Dr. Robin Klay of the Hope College economics faculty was one of seven scholars or theologians from across the country invited to make presentations during the two-day conference "American Evangelicalism: Then and Now (1984, 2009)," held at Toccoa Falls College in Georgia on Friday and Saturday, Feb. 27-28.
The interdisciplinary conference was organized to encourage evangelical Christians to exercise discernment as they consider the issues confronting the church today, particularly in the context of political, economic and social changes across the past 25 years. Klay presented "In a Time of Trouble: Economic Insights and Christian Hope" on Saturday, Feb. 28.

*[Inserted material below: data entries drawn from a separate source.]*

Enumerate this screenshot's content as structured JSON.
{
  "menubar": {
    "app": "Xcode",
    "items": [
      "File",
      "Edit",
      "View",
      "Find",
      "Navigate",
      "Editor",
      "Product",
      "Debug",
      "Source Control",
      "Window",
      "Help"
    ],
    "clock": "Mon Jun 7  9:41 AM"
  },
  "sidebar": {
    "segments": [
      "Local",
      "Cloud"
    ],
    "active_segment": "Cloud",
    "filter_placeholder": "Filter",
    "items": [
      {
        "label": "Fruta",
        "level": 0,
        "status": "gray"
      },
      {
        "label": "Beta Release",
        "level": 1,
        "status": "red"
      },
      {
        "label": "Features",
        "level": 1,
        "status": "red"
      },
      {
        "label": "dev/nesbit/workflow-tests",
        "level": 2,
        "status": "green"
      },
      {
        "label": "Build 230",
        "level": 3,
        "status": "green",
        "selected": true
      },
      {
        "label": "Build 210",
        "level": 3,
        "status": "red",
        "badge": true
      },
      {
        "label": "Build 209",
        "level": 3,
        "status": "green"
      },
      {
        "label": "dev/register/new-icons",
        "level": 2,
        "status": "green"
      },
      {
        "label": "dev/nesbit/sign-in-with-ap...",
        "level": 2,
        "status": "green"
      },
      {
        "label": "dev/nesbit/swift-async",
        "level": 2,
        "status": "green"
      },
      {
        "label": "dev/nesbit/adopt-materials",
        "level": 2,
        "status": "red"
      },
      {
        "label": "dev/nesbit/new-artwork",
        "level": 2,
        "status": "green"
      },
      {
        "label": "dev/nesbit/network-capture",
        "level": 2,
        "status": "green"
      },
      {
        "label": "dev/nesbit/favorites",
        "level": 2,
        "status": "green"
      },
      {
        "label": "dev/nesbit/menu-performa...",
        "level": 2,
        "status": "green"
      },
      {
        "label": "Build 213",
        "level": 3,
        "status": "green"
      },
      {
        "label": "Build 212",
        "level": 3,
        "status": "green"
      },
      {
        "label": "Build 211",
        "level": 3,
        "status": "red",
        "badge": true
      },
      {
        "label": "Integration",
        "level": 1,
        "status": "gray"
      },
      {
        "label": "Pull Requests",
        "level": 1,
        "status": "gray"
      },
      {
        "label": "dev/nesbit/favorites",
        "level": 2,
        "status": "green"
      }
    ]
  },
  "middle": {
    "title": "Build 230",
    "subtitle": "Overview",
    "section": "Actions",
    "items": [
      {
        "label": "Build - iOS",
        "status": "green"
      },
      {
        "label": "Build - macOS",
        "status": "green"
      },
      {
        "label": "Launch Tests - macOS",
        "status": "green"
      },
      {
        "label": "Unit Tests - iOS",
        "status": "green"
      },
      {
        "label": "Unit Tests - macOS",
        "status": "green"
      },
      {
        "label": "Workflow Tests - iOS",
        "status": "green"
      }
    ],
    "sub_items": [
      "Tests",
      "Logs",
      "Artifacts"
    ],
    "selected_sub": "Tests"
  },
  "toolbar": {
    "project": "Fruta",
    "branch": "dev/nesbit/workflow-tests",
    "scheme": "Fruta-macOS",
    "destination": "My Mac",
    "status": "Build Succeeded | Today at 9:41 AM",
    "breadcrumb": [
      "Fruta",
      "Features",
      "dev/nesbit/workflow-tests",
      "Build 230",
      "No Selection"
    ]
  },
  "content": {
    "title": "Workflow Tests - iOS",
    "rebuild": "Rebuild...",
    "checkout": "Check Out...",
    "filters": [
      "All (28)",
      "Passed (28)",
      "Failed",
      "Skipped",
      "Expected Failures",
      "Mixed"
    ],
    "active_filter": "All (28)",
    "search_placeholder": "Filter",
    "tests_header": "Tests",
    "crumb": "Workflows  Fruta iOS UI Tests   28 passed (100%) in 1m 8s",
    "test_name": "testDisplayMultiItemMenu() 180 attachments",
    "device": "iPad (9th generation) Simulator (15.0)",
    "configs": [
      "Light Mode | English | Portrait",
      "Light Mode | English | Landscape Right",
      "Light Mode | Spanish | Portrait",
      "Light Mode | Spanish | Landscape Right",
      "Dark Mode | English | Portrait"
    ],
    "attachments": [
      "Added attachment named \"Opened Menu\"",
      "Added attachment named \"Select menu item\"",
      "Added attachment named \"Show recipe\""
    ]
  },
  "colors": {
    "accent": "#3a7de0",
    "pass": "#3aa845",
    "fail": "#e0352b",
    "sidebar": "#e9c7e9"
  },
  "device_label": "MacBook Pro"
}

Klay is a professor of economics at Hope, where she has taught since 1979. Her primary research emphasis is on the connections between Christian faith and practice and economic theory and policy.
Her publications include the books "Economics in Christian Perspective: Theory, Policy and Life Choices" (2007) and "Counting the Cost: The Economics of Christian Stewardship" (1986), as well as articles published in journals such as "The Christian Century," "Perspectives," "Faith and Economics," and "Markets and Morality." During the Winter Happening event at Hope on Saturday, Jan. 31, she co-presented the seminar "How Can We Be Christians in Our Economic Life?," which examined how Christians can bring their faith and values into the public sphere as workers and employers, savers and consumers, and citizens and leaders.
Klay's scholarly work runs in tandem with a commitment to service. In 2008, she received a "Faculty/Staff Community Service-Learning Award" from Michigan Campus Compact in recognition of her role in establishing the college's "Hope Blooms" off-campus study program in Mexico, an internship experience that emphasizes service and cultural immersion and reflects her longstanding commitment to helping others. Among other activities through the years, she helped start an "English as a Second Language" program at Fourth Reformed Church, working with Hope students and others. In 1991, she received the "Washington State Governor's Award for Outstanding Volunteer Service" for introducing and integrating an "Each Can Helps" donation program to help meet the needs of food banks in Yakima County, a response to a need that she observed while visiting her parents in the community. She also spent three years teaching and doing research in Cameroon.
The Toccoa Falls College's History Society and Philosophy Club hosted the conference. In addition to Klay, the invited speakers included Norman Geisler, co-founder and former president of Southern Evangelical Seminary; Barry Hankins, professor of history at Baylor University; D.G. Hart, director of academic programs at The Intercollegiate Studies Institute; Reginald McLelland, professor emeritus of philosophy at Covenant College; Darwin Smith, professor emeritus of chemistry at the University of Georgia; and Clifton Taubert, president and founder of the Building Community Institute. Presenters also included members of the Toccoa Falls faculty as well as students from both the undergraduate and graduate levels.